Material provided –

----------------------------------------

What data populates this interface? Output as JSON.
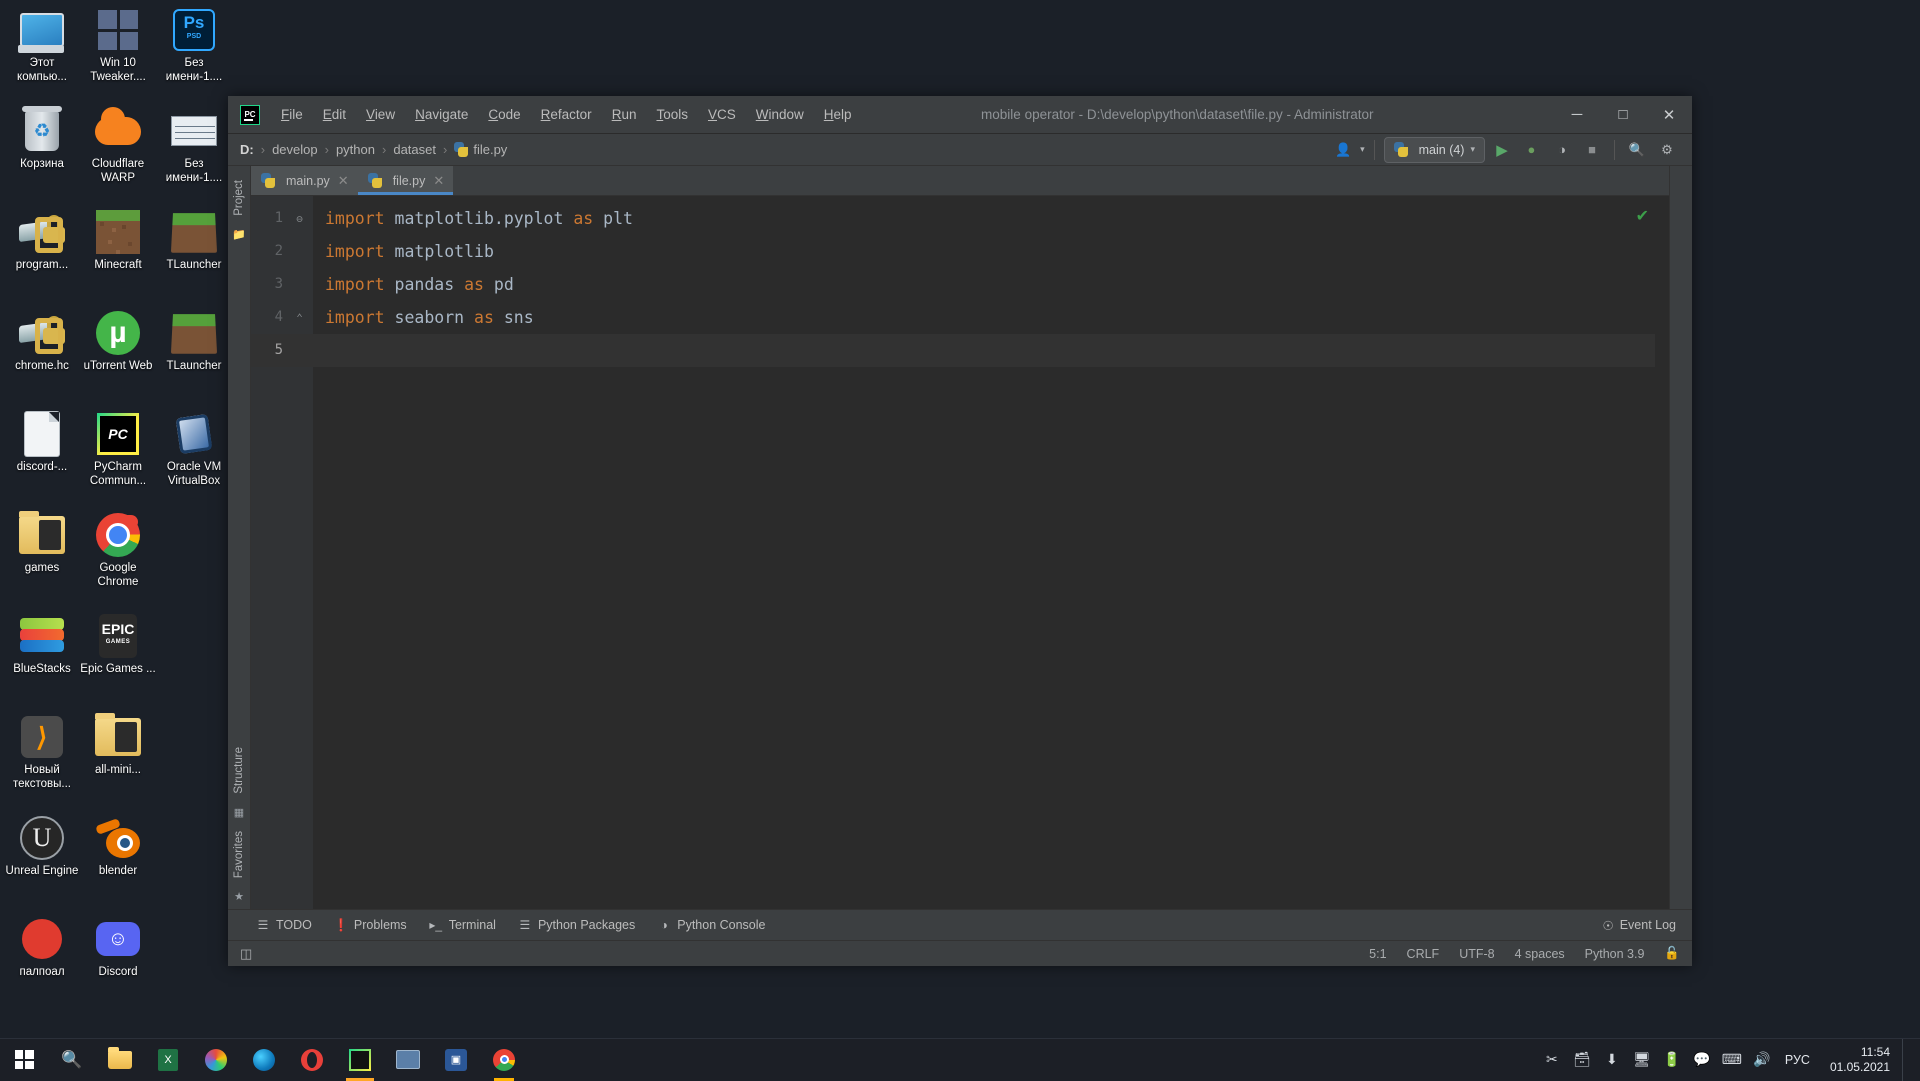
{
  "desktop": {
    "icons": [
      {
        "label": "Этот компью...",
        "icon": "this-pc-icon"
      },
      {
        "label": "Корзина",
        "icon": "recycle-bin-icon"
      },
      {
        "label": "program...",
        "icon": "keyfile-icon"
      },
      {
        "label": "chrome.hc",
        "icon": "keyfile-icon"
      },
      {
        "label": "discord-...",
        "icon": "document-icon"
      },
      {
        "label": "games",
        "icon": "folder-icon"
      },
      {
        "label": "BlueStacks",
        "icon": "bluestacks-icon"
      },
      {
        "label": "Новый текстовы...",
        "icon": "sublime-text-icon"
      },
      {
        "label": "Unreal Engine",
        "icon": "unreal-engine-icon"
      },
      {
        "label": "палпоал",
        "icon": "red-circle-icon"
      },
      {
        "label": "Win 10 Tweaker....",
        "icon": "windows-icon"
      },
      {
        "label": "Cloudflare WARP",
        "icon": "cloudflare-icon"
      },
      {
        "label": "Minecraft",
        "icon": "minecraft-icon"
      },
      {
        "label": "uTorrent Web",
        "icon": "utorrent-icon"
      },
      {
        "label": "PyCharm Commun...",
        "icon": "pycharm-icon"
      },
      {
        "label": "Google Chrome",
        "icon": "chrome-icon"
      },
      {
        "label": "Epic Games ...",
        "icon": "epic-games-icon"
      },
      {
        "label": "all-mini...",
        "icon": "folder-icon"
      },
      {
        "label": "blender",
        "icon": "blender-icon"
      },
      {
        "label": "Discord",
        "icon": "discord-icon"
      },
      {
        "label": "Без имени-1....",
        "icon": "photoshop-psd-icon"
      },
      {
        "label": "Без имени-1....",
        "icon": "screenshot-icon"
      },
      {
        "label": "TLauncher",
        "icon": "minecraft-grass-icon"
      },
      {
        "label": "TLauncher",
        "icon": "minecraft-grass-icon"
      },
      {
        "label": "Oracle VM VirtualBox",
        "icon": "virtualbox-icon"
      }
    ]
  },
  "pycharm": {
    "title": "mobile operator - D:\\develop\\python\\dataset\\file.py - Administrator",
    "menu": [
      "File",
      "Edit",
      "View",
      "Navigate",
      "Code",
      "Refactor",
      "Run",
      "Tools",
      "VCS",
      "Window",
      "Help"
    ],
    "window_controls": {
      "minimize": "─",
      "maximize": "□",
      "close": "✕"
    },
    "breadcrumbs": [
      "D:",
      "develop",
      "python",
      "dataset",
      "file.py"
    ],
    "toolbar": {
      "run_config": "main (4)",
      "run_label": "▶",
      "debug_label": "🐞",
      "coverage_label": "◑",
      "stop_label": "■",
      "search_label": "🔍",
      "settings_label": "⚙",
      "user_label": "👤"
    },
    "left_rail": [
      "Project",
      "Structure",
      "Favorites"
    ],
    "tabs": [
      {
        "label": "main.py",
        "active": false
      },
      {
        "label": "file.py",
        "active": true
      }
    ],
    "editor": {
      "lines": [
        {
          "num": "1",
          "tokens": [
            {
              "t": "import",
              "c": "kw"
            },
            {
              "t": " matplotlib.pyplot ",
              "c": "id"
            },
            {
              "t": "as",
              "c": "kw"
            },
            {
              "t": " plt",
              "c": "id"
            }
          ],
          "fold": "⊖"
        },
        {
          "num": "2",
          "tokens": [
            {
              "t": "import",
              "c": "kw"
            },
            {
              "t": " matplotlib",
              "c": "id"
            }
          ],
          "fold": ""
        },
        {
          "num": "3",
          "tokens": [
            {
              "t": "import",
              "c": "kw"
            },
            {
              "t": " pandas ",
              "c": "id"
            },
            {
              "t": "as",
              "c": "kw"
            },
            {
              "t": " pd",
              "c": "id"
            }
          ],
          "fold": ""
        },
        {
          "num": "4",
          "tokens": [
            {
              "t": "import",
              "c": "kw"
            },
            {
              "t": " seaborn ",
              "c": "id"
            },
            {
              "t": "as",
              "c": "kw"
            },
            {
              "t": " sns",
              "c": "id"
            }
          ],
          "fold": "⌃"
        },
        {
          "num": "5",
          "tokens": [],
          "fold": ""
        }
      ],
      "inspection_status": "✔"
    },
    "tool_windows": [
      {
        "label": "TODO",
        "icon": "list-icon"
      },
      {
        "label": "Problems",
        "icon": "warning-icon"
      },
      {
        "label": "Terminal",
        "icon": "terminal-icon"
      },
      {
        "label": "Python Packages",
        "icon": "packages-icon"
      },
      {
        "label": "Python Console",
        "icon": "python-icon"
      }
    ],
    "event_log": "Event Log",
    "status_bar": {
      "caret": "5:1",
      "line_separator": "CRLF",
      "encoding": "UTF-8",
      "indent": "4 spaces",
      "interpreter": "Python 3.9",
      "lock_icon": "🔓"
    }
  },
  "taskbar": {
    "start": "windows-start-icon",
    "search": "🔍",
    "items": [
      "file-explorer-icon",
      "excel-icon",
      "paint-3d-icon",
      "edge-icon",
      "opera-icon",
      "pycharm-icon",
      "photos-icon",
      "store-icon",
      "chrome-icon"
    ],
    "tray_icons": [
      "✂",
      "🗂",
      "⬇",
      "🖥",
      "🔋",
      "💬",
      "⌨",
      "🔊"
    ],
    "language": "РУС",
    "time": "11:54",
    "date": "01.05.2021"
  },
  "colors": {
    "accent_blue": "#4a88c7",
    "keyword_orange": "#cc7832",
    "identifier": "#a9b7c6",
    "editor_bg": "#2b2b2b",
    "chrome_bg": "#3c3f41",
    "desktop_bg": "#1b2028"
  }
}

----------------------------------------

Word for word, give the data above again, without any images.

What data populates this interface? Output as JSON.
{
  "desktop": {
    "icons": [
      {
        "label": "Этот компью...",
        "icon": "this-pc-icon"
      },
      {
        "label": "Корзина",
        "icon": "recycle-bin-icon"
      },
      {
        "label": "program...",
        "icon": "keyfile-icon"
      },
      {
        "label": "chrome.hc",
        "icon": "keyfile-icon"
      },
      {
        "label": "discord-...",
        "icon": "document-icon"
      },
      {
        "label": "games",
        "icon": "folder-icon"
      },
      {
        "label": "BlueStacks",
        "icon": "bluestacks-icon"
      },
      {
        "label": "Новый текстовы...",
        "icon": "sublime-text-icon"
      },
      {
        "label": "Unreal Engine",
        "icon": "unreal-engine-icon"
      },
      {
        "label": "палпоал",
        "icon": "red-circle-icon"
      },
      {
        "label": "Win 10 Tweaker....",
        "icon": "windows-icon"
      },
      {
        "label": "Cloudflare WARP",
        "icon": "cloudflare-icon"
      },
      {
        "label": "Minecraft",
        "icon": "minecraft-icon"
      },
      {
        "label": "uTorrent Web",
        "icon": "utorrent-icon"
      },
      {
        "label": "PyCharm Commun...",
        "icon": "pycharm-icon"
      },
      {
        "label": "Google Chrome",
        "icon": "chrome-icon"
      },
      {
        "label": "Epic Games ...",
        "icon": "epic-games-icon"
      },
      {
        "label": "all-mini...",
        "icon": "folder-icon"
      },
      {
        "label": "blender",
        "icon": "blender-icon"
      },
      {
        "label": "Discord",
        "icon": "discord-icon"
      },
      {
        "label": "Без имени-1....",
        "icon": "photoshop-psd-icon"
      },
      {
        "label": "Без имени-1....",
        "icon": "screenshot-icon"
      },
      {
        "label": "TLauncher",
        "icon": "minecraft-grass-icon"
      },
      {
        "label": "TLauncher",
        "icon": "minecraft-grass-icon"
      },
      {
        "label": "Oracle VM VirtualBox",
        "icon": "virtualbox-icon"
      }
    ]
  },
  "pycharm": {
    "title": "mobile operator - D:\\develop\\python\\dataset\\file.py - Administrator",
    "menu": [
      "File",
      "Edit",
      "View",
      "Navigate",
      "Code",
      "Refactor",
      "Run",
      "Tools",
      "VCS",
      "Window",
      "Help"
    ],
    "window_controls": {
      "minimize": "─",
      "maximize": "□",
      "close": "✕"
    },
    "breadcrumbs": [
      "D:",
      "develop",
      "python",
      "dataset",
      "file.py"
    ],
    "toolbar": {
      "run_config": "main (4)",
      "run_label": "▶",
      "debug_label": "🐞",
      "coverage_label": "◑",
      "stop_label": "■",
      "search_label": "🔍",
      "settings_label": "⚙",
      "user_label": "👤"
    },
    "left_rail": [
      "Project",
      "Structure",
      "Favorites"
    ],
    "tabs": [
      {
        "label": "main.py",
        "active": false
      },
      {
        "label": "file.py",
        "active": true
      }
    ],
    "editor": {
      "lines": [
        {
          "num": "1",
          "tokens": [
            {
              "t": "import",
              "c": "kw"
            },
            {
              "t": " matplotlib.pyplot ",
              "c": "id"
            },
            {
              "t": "as",
              "c": "kw"
            },
            {
              "t": " plt",
              "c": "id"
            }
          ],
          "fold": "⊖"
        },
        {
          "num": "2",
          "tokens": [
            {
              "t": "import",
              "c": "kw"
            },
            {
              "t": " matplotlib",
              "c": "id"
            }
          ],
          "fold": ""
        },
        {
          "num": "3",
          "tokens": [
            {
              "t": "import",
              "c": "kw"
            },
            {
              "t": " pandas ",
              "c": "id"
            },
            {
              "t": "as",
              "c": "kw"
            },
            {
              "t": " pd",
              "c": "id"
            }
          ],
          "fold": ""
        },
        {
          "num": "4",
          "tokens": [
            {
              "t": "import",
              "c": "kw"
            },
            {
              "t": " seaborn ",
              "c": "id"
            },
            {
              "t": "as",
              "c": "kw"
            },
            {
              "t": " sns",
              "c": "id"
            }
          ],
          "fold": "⌃"
        },
        {
          "num": "5",
          "tokens": [],
          "fold": ""
        }
      ],
      "inspection_status": "✔"
    },
    "tool_windows": [
      {
        "label": "TODO",
        "icon": "list-icon"
      },
      {
        "label": "Problems",
        "icon": "warning-icon"
      },
      {
        "label": "Terminal",
        "icon": "terminal-icon"
      },
      {
        "label": "Python Packages",
        "icon": "packages-icon"
      },
      {
        "label": "Python Console",
        "icon": "python-icon"
      }
    ],
    "event_log": "Event Log",
    "status_bar": {
      "caret": "5:1",
      "line_separator": "CRLF",
      "encoding": "UTF-8",
      "indent": "4 spaces",
      "interpreter": "Python 3.9",
      "lock_icon": "🔓"
    }
  },
  "taskbar": {
    "start": "windows-start-icon",
    "search": "🔍",
    "items": [
      "file-explorer-icon",
      "excel-icon",
      "paint-3d-icon",
      "edge-icon",
      "opera-icon",
      "pycharm-icon",
      "photos-icon",
      "store-icon",
      "chrome-icon"
    ],
    "tray_icons": [
      "✂",
      "🗂",
      "⬇",
      "🖥",
      "🔋",
      "💬",
      "⌨",
      "🔊"
    ],
    "language": "РУС",
    "time": "11:54",
    "date": "01.05.2021"
  },
  "colors": {
    "accent_blue": "#4a88c7",
    "keyword_orange": "#cc7832",
    "identifier": "#a9b7c6",
    "editor_bg": "#2b2b2b",
    "chrome_bg": "#3c3f41",
    "desktop_bg": "#1b2028"
  }
}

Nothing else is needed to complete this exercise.